Friday, August 25, 2017

Unpicking silence's voices

The Scottish sun, shocked by having its usual cloudy underpinnings stripped away, shone feverishly, embarrassed by its nakedness.
~Stuart Haddon

Although I didn't understand all the words in Anna Crowe's poem about longing for her Scottish home (e.g. "burn" refers to a "small stream; a brook"), I loved it immediately:

I have lost my bearings
by Anna Crowe

A fox barks and the door creaks
as though the wood
remembered the tree it once was.

I write this at a kitchen table
in the city, a plane passing
every minute, day and night.

It is time to go north. I want
to listen to silence and unpick its voices:
the wind that surges through pines...

read the rest here


Ms. Crowe also translates poems. One poem I will remember is a translation of Joan Margarit's Professor Bonaventura Bassegoda -- I wish I could link to it, but you will need to go to Tugs in the Fog to see it. That whole page is worth exploring. (The ending of A Secret History of Rhubarb is also a favorite...there are many to be had.)


Check it Out has the Poetry Friday round-up. Thanks, Jone!


Jane @ said...

Oh, now I want to wander through the highlands! :)

Anonymous said...

It is quite lovely how it take the mundane and weaves it into magic. (I do love how that creaking door remembers that it used to be a tree. And unpicking voices...)

Irene Latham said...

Wood remembering the tree it once was! Love. And just the word "burn" itself and in this context. Thank you!

Robyn Hood Black said...

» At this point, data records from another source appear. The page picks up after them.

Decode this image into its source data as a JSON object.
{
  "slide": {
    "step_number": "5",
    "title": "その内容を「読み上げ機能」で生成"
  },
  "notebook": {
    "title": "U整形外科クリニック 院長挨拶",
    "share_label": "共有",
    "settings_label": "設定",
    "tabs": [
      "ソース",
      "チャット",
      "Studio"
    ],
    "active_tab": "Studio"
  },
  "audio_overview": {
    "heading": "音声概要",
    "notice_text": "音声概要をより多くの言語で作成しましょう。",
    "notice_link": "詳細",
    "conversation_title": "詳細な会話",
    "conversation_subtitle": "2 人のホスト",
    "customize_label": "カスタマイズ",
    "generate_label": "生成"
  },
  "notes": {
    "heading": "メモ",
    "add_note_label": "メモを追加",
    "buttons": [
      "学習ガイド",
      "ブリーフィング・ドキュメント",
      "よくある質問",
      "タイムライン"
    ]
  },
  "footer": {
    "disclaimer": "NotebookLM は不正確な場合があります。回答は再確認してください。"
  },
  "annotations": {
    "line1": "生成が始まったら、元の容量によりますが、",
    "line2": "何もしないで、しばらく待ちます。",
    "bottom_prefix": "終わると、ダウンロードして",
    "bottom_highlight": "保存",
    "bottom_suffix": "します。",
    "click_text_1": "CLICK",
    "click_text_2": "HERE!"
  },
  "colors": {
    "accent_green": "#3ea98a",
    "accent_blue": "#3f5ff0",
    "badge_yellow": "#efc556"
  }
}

Just gorgeous. Thank you for sharing.
I'm delighted to discover this poet and that site... hoping to take the family to Scotland next summer! (I made everyone do DNA tests last Christmas & said we'd make some kind of ancestral trip next year if we can swing it. We are all apparently very British, some of us very Scottish and some very Irish - and, of course, a mix of the two. And Welsh, but might not be able to fit in this time. ;0) )

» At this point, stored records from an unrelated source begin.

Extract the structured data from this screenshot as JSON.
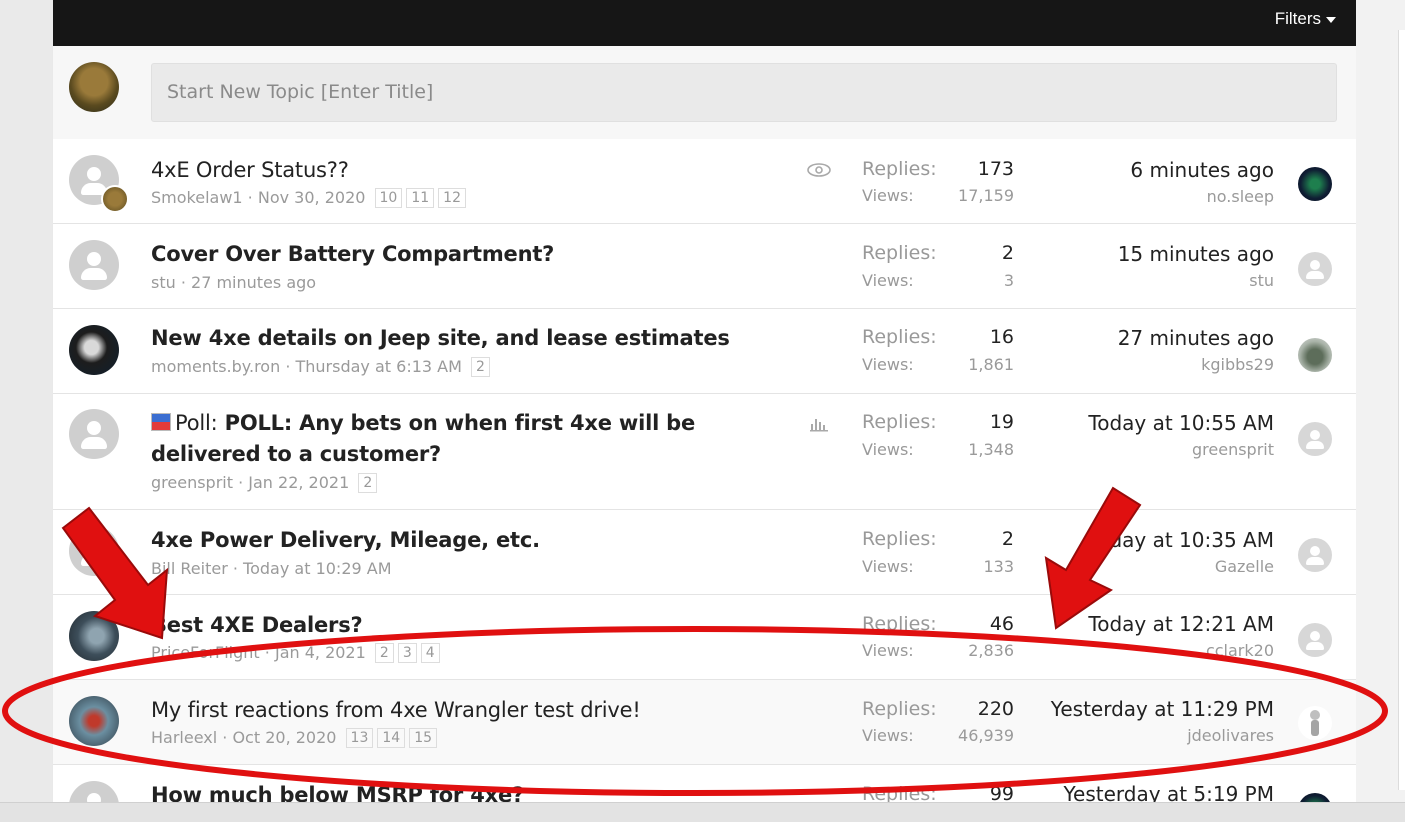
{
  "header": {
    "filters_label": "Filters"
  },
  "new_topic": {
    "placeholder": "Start New Topic [Enter Title]"
  },
  "labels": {
    "replies": "Replies:",
    "views": "Views:"
  },
  "threads": [
    {
      "title": "4xE Order Status??",
      "author": "Smokelaw1",
      "date": "Nov 30, 2020",
      "pages": [
        "10",
        "11",
        "12"
      ],
      "replies": "173",
      "views": "17,159",
      "last_time": "6 minutes ago",
      "last_user": "no.sleep",
      "status_icon": "eye-icon"
    },
    {
      "title": "Cover Over Battery Compartment?",
      "author": "stu",
      "date": "27 minutes ago",
      "pages": [],
      "replies": "2",
      "views": "3",
      "last_time": "15 minutes ago",
      "last_user": "stu"
    },
    {
      "title": "New 4xe details on Jeep site, and lease estimates",
      "author": "moments.by.ron",
      "date": "Thursday at 6:13 AM",
      "pages": [
        "2"
      ],
      "replies": "16",
      "views": "1,861",
      "last_time": "27 minutes ago",
      "last_user": "kgibbs29"
    },
    {
      "prefix": "Poll:",
      "title": "POLL: Any bets on when first 4xe will be delivered to a customer?",
      "author": "greensprit",
      "date": "Jan 22, 2021",
      "pages": [
        "2"
      ],
      "replies": "19",
      "views": "1,348",
      "last_time": "Today at 10:55 AM",
      "last_user": "greensprit",
      "status_icon": "poll-chart-icon"
    },
    {
      "title": "4xe Power Delivery, Mileage, etc.",
      "author": "Bill Reiter",
      "date": "Today at 10:29 AM",
      "pages": [],
      "replies": "2",
      "views": "133",
      "last_time": "Today at 10:35 AM",
      "last_user": "Gazelle"
    },
    {
      "title": "Best 4XE Dealers?",
      "author": "PriceForFlight",
      "date": "Jan 4, 2021",
      "pages": [
        "2",
        "3",
        "4"
      ],
      "replies": "46",
      "views": "2,836",
      "last_time": "Today at 12:21 AM",
      "last_user": "cclark20"
    },
    {
      "title": "My first reactions from 4xe Wrangler test drive!",
      "author": "Harleexl",
      "date": "Oct 20, 2020",
      "pages": [
        "13",
        "14",
        "15"
      ],
      "replies": "220",
      "views": "46,939",
      "last_time": "Yesterday at 11:29 PM",
      "last_user": "jdeolivares"
    },
    {
      "title": "How much below MSRP for 4xe?",
      "replies": "99",
      "last_time": "Yesterday at 5:19 PM"
    }
  ],
  "colors": {
    "annotation": "#e01010",
    "header_bg": "#161616"
  }
}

Diane Mayr said...

I want
to listen to silence and unpick its voices:

Love, love, love!

Rebecca Herzog said...

Thank you for sharing. I especially love the play of words with "barking" and the wood remembering its a tree. Scotland is on my bucket list for sure.

Brenda Harsham said...

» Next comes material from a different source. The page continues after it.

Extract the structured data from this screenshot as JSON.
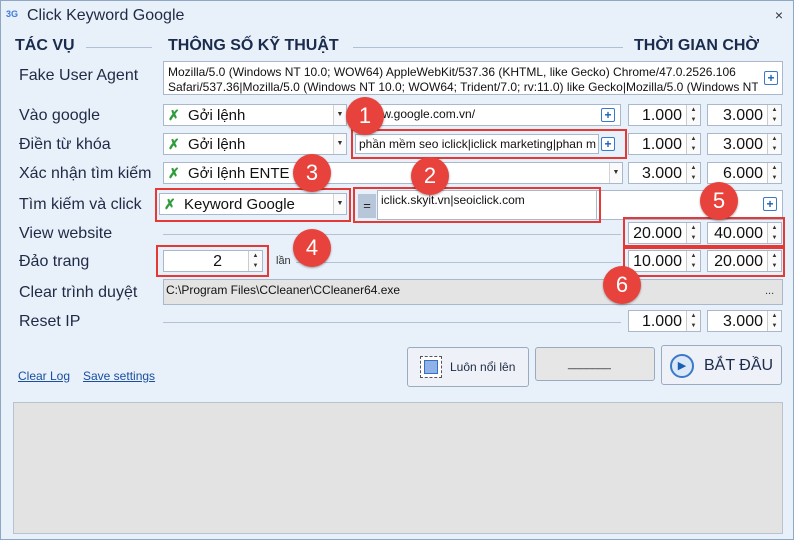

Oh, now I am happily living in my memories of Scotland and my honeymoon. Sigh.

Linda B said...

I just returned from visiting my brother on his small farm, and we loved "listening to silence" that also held the Carolina wrens and cicadas. It's a beautiful poem that calls us to nature, Tabatha. Thank you!

Michelle Heidenrich Barnes said...

I'd like a spare afternoon (and a ticket to Scotland) to unpick those "silent" voices, too. How lovely!

Liz Steinglass said...


Molly Hogan said...

Oh, this is wonderful! There's so much to love--"to listen to silence and unpick its voices", "the burn/that gurgles, chants or roars in spate." When I have a bit more time, I'm going to check out the page you linked. Thanks for introducing me to Anna Crowe and to this delightful poem.

Kay said...

This poem had me at "listen to the silence and unpack its voices." Between reading this and seeing the pictures from a friend who is currently traveling through Scotland, I think I need to go visit for myself! Oh well, I will just have to travel in my imagination.

Buffy Silverman said...

Oh I'm seeing bog cotton on the moorland...thank ye, bonny lass!

Violet Nesdoly said...

"A fox barks and the door creaks
as though the wood
remembered the tree it once was."

Wow! What an enticing invitation to enter a poem. Loved it! Now I must read more by this Scottish poet.

Mitchell Linda said...

Oh, that is beautiful....unpacking the voices of the silence. Scotland is on my bucket list. I really want to attend the international story telling gathering there. Now I must go find out secrets of rhubarb. Now that I live in a place it doesn't grow well I miss the stuff that I ate too much of as a child!

Mary Lee said...

Oh, yeah. I could use some quiet like that!

jone said...

I so want to visit Scotland. This poem confirms it.

michelle kogan said...

I think what I'm impressed most with in her poetry is the movement from what Anna Crowe begins with, where it travels and where it ends up at the end of the poems journey, amazing – especially the Rhubarb poem, thanks for sharing her with us Tabatha!